John McCain and Lindsey Graham, both Republicans, represent Arizona and South Carolina in the U.S. Senate, respectively.
We traveled to Cairo this week to support a U.S. and international effort to help Egyptians end their political crisis. We met with leaders from the civilian government, armed forces, political parties, civil society and the Muslim Brotherhood. We returned convinced that time is quickly running out to resolve this crisis, but that there is still a chance to do so if Egyptians of goodwill come together for the sake of their country, which is the heart of the Arab world and home to a quarter of its people.
We are longtime friends of Egypt and its armed forces. We have fought as hard as anyone over many years to maintain our vital foreign assistance to Egypt. We were early supporters of the 2011 revolution and have consistently spoken up for the democratic aspirations of the Egyptian people. We were among the strongest critics of former president Mohamed Morsi’s undemocratic actions, and we sympathized with the millions of Egyptians who took to the streets last month to protest Morsi’s abuses of power.

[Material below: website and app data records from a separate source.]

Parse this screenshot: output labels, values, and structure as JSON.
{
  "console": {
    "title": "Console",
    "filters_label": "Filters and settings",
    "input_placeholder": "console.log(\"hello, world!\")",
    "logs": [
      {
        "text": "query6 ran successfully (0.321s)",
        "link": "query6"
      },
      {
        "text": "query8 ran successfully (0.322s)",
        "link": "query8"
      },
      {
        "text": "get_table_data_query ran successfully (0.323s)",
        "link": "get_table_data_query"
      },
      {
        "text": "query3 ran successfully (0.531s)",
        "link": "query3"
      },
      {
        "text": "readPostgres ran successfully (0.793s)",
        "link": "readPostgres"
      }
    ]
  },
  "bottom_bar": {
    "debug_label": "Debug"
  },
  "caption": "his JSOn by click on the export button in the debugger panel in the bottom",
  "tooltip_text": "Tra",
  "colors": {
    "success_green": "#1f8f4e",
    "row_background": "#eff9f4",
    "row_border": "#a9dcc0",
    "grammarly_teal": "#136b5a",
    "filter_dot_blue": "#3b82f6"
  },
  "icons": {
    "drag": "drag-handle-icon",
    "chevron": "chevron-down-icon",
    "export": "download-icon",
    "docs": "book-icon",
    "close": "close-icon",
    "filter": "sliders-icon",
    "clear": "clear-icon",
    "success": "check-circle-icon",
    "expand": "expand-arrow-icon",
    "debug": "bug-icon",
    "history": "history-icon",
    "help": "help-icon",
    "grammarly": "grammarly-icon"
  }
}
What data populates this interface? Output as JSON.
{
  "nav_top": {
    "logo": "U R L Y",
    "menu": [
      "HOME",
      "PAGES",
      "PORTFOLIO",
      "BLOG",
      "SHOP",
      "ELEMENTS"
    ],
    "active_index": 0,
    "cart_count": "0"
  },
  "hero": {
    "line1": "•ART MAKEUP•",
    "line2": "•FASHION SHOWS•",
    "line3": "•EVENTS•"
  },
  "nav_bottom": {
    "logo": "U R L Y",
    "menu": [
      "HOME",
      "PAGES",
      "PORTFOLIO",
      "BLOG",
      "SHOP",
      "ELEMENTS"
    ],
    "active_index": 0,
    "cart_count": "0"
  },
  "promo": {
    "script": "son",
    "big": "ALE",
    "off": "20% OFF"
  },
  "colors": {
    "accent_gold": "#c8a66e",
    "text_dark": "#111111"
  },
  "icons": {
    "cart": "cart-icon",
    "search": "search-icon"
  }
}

But as we said again this week in Cairo, we find it difficult to describe the circumstances of Morsi’s removal from office as anything other than a coup. Unsuccessful leaders in a democracy should leave office by losing elections.
Our main message in Cairo was simple and straightforward: Democracy is the only viable path to lasting stability, national reconciliation, sustainable economic growth and the return of investment and tourism in Egypt. And democracy means more than elections. It means democratic governance: an inclusive political process in which all Egyptians are free and able to participate, so long as they do so nonviolently; the protection of basic human rights through the rule of law and the constitution; and a state that defends and fosters a vibrant civil society.
This is the kind of democratic future that we believe most Egyptians want. But the danger now is that extremist and reactionary forces, some in the Egyptian state and some among Morsi’s supporters in the streets, want to drag the country down a dark path of violence, oppression and revenge. This is doomed to failure for both sides; it would make all of Egypt’s problems infinitely worse and ultimately threaten the national security interests of the United States and our allies.
Indeed, it is worth remembering — especially when the American mind has refocused on the real and persistent threat posed by al-Qaeda — that its leader, Ayman al-Zawahiri, is a former member of the Egyptian Muslim Brotherhood who was radicalized during the violent crackdowns and detentions of Brotherhood leaders by previous Egyptian regimes. Repeating the worst mistakes of the past now will only condemn Egypt to a future of protracted instability and stagnation, while creating a new generation of radical recruits for terrorist groups such as al-Qaeda.
We believe there are still many people of goodwill and patriotism on all sides who want a better future for Egypt. We heard much that was encouraging in our meetings, and we have urged all sides to back up their good words with constructive actions. We have urged them to do so quickly, because time is running out.
It is essential for all people and parties in Egypt to look forward, to resolve their differences peacefully through an inclusive dialogue and to make the difficult compromises and painful sacrifices that are necessary to save their country.
It is essential for Morsi’s supporters, including the Muslim Brotherhood, to accept that his actions generated massive public discontent and that he will not be reinstated as president of Egypt; that they must refrain from acts and incitement of violence; and that eventually they will need to move out of the streets and into the political process, because there is no good or effective alternative to advance their interests.
At the same time, it is essential for the civilian government and armed forces to recognize that, no matter how much they may dislike Morsi’s supporters, they are Egyptians, too, and it is neither realistic nor right to try to exclude them from the life of their nation. This means dealing with them magnanimously, not vindictively. It means setting a specific timetable to achieve the transition to democracy and enabling all Egyptians to participate in amending the constitution. It means ensuring that credible Egyptian and international organizations are able to observe the upcoming campaigns and elections. And it means releasing political prisoners, including Morsi supporters.
What happens in Egypt over the coming weeks could have a decisive impact on the future of the country, but also on the broader Middle East. At its best, Egypt has been a leader among its neighbors. We still believe Egypt can serve as a model of inclusive democracy that can inspire the region and the world, and, in this great endeavor, the United States must continue to offer its support.